If being a “Christian” means believing everyone who has not accepted Jesus into their hearts is going to be eternally tormented in hell, then I am not a Christian.
I don’t know exactly what I believe about hell, but it isn’t that. In fact, I’m not sure why it ever became an “essential” doctrine of the Church anyway. To that end, I’ve written an article called I don’t believe in hell. Does that mean I’m going there? In no way can I reconcile the heart of God revealed in Jesus with the eternal torment of billions of people who never even had an opportunity to hear about him, much less an opportunity to deny him. And for those who think eternal conscious torment is clearly taught in the Bible, a little digging and reading will show it’s a lot more muddy than that. Sadly, many Christians have made doctrines about hell “essentials” of the Christian faith, as if we get the details of eternal judgment wrong, somehow we are excluded from salvation.
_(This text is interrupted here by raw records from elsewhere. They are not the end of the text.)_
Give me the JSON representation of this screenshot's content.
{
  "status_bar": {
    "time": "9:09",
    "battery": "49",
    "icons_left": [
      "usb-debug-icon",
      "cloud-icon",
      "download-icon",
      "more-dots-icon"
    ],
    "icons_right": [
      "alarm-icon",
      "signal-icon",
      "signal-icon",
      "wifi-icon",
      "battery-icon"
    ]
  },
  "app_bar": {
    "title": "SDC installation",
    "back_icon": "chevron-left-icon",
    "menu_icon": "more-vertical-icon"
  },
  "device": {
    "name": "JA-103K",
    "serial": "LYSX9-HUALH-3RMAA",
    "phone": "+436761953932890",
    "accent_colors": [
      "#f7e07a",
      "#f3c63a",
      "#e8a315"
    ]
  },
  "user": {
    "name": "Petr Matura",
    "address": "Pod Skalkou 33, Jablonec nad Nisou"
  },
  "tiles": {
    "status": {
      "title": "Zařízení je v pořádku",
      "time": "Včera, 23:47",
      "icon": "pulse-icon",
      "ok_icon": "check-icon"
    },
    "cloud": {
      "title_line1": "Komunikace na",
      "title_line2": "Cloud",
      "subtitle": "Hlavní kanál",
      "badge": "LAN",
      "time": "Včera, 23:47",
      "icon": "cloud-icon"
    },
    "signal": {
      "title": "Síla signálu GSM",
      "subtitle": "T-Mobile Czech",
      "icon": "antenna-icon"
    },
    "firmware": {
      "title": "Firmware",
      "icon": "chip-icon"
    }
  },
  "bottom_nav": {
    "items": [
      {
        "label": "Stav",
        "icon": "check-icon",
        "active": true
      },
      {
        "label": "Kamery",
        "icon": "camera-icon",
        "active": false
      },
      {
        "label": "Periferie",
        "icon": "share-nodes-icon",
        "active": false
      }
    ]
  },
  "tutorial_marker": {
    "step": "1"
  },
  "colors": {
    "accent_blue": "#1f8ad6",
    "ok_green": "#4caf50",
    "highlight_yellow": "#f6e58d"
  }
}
If being a Christian means being resolutely, firmly, and stubbornly committed to the Story of God’s people, along with doing my best to stay faithful to Jesus and figure out what the heck it means to follow him in the midst of this broken world and in spite of all my terrible choices, then I may just be a Christian.
This article originally appeared on Corey Farr’s blog.